Task to complete: Look through the listing below and work out how many of its lines hold the word "summary". Give only the number.
• • • •
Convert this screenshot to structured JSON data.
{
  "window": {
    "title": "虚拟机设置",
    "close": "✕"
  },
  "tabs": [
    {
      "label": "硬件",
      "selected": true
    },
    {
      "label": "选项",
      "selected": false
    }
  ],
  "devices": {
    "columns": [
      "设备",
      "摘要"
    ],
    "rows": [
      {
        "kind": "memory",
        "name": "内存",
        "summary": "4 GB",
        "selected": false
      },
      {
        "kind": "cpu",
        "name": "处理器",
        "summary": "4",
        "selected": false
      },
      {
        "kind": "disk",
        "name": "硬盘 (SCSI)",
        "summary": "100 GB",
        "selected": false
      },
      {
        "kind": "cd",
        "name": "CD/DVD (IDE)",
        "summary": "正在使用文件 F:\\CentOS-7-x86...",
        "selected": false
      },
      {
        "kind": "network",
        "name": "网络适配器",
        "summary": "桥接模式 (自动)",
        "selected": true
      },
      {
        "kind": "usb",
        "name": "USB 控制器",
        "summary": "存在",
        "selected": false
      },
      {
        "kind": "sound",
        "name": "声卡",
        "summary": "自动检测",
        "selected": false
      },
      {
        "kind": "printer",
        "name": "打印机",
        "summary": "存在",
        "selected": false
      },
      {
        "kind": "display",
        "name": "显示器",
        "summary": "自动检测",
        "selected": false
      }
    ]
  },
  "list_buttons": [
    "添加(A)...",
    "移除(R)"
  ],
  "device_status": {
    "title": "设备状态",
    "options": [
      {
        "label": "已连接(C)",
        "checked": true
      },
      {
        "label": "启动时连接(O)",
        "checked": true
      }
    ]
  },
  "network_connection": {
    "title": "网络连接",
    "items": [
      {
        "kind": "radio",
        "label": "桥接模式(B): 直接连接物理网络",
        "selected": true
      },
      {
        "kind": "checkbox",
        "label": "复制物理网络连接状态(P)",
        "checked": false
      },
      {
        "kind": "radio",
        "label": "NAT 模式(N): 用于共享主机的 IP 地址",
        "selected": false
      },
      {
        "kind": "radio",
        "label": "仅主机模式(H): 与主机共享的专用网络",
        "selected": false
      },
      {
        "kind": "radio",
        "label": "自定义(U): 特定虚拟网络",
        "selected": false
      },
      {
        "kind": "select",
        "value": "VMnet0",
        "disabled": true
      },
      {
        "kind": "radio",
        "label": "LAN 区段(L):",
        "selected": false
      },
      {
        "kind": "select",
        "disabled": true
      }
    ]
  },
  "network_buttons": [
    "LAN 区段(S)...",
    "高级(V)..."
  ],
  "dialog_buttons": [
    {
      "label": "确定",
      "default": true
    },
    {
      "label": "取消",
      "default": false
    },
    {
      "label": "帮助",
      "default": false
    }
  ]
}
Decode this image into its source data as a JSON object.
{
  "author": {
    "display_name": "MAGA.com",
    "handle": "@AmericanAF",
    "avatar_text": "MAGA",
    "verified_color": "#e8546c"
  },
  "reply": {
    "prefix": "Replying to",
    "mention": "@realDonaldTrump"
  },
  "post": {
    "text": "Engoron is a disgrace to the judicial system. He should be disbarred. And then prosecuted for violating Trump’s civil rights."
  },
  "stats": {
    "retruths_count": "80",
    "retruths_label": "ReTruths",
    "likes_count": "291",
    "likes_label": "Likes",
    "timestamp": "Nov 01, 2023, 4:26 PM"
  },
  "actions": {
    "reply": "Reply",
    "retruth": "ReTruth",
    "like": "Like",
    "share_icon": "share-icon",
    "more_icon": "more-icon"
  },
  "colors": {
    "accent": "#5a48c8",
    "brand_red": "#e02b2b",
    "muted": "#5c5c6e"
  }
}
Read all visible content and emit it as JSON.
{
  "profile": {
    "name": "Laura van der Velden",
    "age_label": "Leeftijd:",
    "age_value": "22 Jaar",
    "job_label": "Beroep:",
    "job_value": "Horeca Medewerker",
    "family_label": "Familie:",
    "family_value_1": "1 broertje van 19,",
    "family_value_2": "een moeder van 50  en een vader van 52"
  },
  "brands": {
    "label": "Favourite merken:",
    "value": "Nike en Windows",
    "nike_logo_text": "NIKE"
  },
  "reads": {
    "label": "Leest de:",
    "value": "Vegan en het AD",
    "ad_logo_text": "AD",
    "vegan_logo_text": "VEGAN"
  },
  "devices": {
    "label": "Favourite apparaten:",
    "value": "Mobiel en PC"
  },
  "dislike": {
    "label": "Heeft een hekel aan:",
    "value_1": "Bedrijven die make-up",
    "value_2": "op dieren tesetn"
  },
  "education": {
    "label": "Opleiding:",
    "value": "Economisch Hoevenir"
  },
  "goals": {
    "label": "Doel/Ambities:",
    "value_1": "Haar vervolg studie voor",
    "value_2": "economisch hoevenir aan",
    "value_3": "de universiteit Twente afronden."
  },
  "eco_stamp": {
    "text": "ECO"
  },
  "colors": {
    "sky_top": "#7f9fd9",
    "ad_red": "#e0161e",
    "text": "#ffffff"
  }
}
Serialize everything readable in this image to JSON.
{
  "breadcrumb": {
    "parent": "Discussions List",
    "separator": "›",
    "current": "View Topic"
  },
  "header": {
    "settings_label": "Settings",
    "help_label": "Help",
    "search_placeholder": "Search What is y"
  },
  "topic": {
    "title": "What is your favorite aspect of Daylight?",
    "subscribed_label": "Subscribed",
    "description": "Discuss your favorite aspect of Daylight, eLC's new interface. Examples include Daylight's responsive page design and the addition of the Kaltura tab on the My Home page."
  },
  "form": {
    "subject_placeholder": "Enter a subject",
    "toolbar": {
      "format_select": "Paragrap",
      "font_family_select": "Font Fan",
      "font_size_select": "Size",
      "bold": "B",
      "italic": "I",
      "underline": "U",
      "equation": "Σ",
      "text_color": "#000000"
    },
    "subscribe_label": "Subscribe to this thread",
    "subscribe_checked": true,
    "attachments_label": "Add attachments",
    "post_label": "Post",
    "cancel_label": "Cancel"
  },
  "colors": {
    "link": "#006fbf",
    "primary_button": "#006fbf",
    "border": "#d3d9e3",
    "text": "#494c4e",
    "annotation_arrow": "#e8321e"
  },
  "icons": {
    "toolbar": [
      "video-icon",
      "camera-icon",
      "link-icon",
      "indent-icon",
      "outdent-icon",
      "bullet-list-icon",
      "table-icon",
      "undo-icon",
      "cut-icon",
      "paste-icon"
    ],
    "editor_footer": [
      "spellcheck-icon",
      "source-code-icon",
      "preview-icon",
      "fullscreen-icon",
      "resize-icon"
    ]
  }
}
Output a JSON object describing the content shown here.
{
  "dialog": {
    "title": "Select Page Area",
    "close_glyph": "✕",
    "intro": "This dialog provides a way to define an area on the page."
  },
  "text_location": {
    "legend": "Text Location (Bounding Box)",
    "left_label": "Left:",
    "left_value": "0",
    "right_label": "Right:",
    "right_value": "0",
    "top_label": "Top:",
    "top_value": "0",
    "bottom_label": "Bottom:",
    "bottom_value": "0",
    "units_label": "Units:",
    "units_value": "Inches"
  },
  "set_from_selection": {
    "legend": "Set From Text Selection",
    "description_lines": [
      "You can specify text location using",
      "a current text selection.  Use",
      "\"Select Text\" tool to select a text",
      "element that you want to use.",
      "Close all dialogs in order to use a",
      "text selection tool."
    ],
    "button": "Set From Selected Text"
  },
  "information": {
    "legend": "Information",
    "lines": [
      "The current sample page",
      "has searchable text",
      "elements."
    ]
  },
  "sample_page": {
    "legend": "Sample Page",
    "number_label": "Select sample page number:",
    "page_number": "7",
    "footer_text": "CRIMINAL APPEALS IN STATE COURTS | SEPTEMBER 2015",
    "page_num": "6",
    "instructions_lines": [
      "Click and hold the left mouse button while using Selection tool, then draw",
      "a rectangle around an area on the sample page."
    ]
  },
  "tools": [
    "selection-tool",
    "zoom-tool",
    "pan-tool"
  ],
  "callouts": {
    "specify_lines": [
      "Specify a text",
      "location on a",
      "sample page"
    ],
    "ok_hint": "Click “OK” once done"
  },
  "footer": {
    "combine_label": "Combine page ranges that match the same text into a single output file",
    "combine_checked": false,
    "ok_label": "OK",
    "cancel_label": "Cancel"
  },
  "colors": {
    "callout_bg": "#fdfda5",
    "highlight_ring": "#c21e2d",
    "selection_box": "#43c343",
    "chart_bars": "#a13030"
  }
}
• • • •
Answer to the exercise: 9